Comments Off on Taipei-Taiwan’s Tourism Bureau is promoting mountain tourism at the 4-day Taipei International Travel Fair that began Friday.
The bureau is focusing on five north-south mountain ranges — the Central Mountain, Xueshan, Yushan, Alishan and the Coastal Mountain ranges — in its pavilion at the fair, said bureau Deputy Director-General Chang Shi-chung (???).
Chang said there will be various exhibitions and forums on the mountains of Taiwan, as well as its unique cultural features such as historic trails and aboriginal lifestyles.
Taiwan is preparing to market 2020 as the Year of Mountain Tourism, after its efforts to position the country as an important international mountaineering destination in July, when the government allowed public access to the island’s national parks.
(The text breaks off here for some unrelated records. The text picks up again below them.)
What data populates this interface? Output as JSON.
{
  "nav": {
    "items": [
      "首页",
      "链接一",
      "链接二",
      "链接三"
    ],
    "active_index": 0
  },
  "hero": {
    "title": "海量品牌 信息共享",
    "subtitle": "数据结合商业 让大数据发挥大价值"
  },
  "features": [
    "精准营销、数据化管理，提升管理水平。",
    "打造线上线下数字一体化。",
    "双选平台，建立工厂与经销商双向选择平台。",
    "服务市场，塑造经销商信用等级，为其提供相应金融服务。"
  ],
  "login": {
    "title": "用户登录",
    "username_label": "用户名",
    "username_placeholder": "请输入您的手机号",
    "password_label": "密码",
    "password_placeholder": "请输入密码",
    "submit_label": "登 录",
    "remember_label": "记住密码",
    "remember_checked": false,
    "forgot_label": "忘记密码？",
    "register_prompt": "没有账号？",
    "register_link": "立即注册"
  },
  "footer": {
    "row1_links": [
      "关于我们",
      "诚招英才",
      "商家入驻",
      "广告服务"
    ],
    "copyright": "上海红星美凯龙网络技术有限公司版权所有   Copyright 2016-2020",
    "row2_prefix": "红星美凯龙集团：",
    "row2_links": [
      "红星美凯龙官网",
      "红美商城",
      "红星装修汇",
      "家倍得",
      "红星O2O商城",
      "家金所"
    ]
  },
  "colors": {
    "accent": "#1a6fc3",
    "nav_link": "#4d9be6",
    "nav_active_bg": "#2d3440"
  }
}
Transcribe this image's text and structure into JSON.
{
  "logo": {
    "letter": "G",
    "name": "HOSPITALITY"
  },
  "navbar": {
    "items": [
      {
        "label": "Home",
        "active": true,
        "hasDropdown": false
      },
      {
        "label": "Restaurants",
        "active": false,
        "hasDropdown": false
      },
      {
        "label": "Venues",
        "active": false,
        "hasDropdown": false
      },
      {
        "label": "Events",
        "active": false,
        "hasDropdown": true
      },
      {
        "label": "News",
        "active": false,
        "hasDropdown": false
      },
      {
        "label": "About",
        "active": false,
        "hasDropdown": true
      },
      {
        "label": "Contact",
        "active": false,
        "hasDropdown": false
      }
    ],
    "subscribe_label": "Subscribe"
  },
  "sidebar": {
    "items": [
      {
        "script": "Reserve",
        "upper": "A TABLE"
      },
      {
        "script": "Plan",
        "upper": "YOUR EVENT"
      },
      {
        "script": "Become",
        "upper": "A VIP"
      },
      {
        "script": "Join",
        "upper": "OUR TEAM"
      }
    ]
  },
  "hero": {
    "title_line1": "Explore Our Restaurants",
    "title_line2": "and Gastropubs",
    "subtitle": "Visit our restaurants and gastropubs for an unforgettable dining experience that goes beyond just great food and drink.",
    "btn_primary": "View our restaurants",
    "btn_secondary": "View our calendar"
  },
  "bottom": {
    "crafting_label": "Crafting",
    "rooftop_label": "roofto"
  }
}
Previously, people who wanted to visit restricted “ecological protected areas” in Taiwan’s national parks had to apply for permits from both the National Police Agency and the Construction and Planning Agency.
Now, however, the Construction and Planning Agency has launched a new mountain permit application portal that requires mountain visitors to apply for only one permit and provides fast-track processing to expedite applications, the bureau said.
Much of Taiwan is covered by mountains, and it has 268 mountains of over 3,000 meters, according to the Tourism Bureau website.
That environment has made hiking and mountain climbing one of the favorite pastimes of Taiwan residents.
The number of permits issued to Taiwanese citizens and foreign nationals for access to trails in Yushan, Taroko and Shei Pa national parks has risen from 153,736 in 2016 to 187,053 in 2017 and 201,526 in 2018, according to Construction and Planning Agency figures.
In 2018, foreign nationals accounted for 7.24 percent of the permits issued.
There will be around 1,700 booths from 60 countries at the fair, to be held Nov. 8-11 at the Taipei Nangang Exhibition Center.
The fair, the largest of its kind in Taiwan, will feature South Korean and Japanese tourism operators amid growing local interest in travel to those countries.
Source: Focus Taiwan News Channel